Vision loss related to type-2 diabetes in the United States has increased by 20% in less than 10 years, report researchers. The overall numbers are still low (under 2% of the population), but that’s a pretty steep climb. And the biggest spike in diabetes-related vision loss has occurred in people ages 20 to 39.
“These are really dramatic findings, and they’re kind of the tip of the iceberg of what’s coming ahead,” study author and Johns Hopkins University doctor David Friedman told Reuters.
Sight problems like this are usually rare in adults under 40, according to epidemiologist David Musch. But Americans have been developing what was once called “adult-onset” diabetes at younger and younger ages, spurred by childhood obesity and poor nutrition (one study earlier this year said the number of 12 to 19-year-olds with diabetes or prediabetes rose nearly 300% between 1998 and 2008). Because diabetes-related sight loss is especially likely to hit after 10 years, we could see vision loss soar as all these diabetic kids and young adults grow up.
According to the 2012 America’s Health Rankings released Tuesday, nearly 10% of American adults have diabetes. Friedman and team can’t prove the rise in vision loss and diabetes they saw are linked, but nothing else in their data explains the association, they say.
“The only (association) that got worse and got dramatically worse is diabetes, and not just diabetes, but diabetes for a long time,” Friedman told Reuters.
The number of study subjects who’d had diabetes for at least 10 years went from 2.8% to 3.6% in the past decade. In people under 40, it jumped from 0.3% to 0.7%. [See the study here.]

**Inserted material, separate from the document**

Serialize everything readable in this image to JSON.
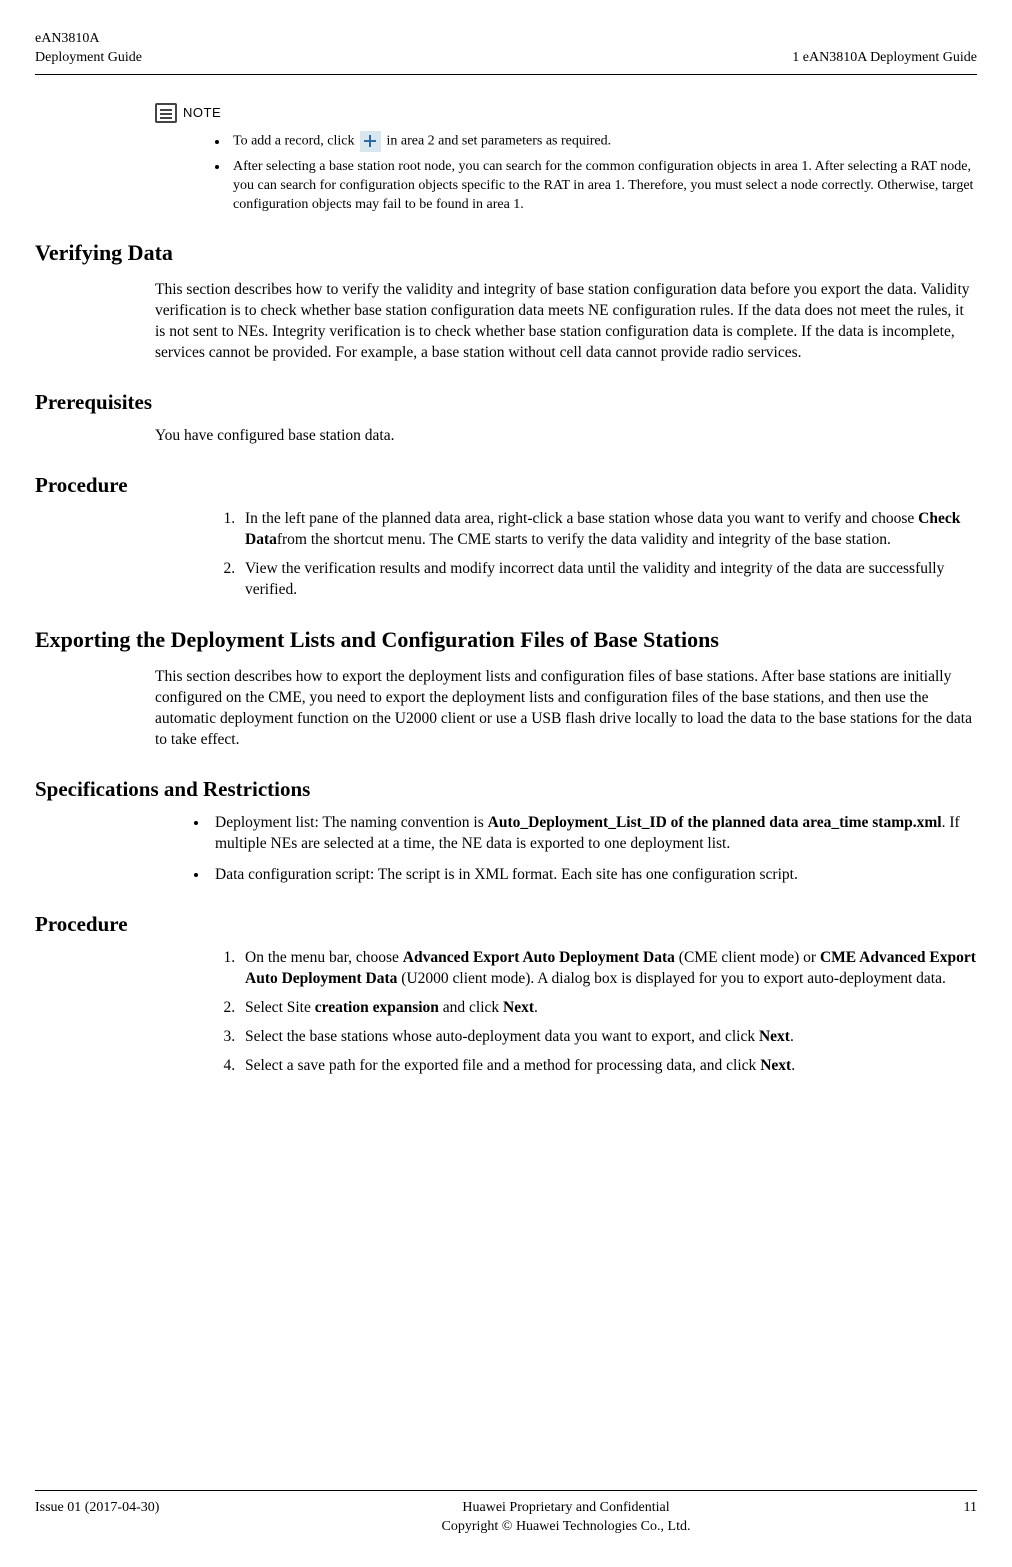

The type of vision loss caused by diabetes is known as “nonrefractive vision impairment,” and it can’t be corrected with glasses. Laser therapy or surgery may correct the problem, but some cases will lead to permanent vision loss. Though it doesn’t usually approach full blindness, diabetes-related vision loss does interfere with things like reading or having a driver’s license.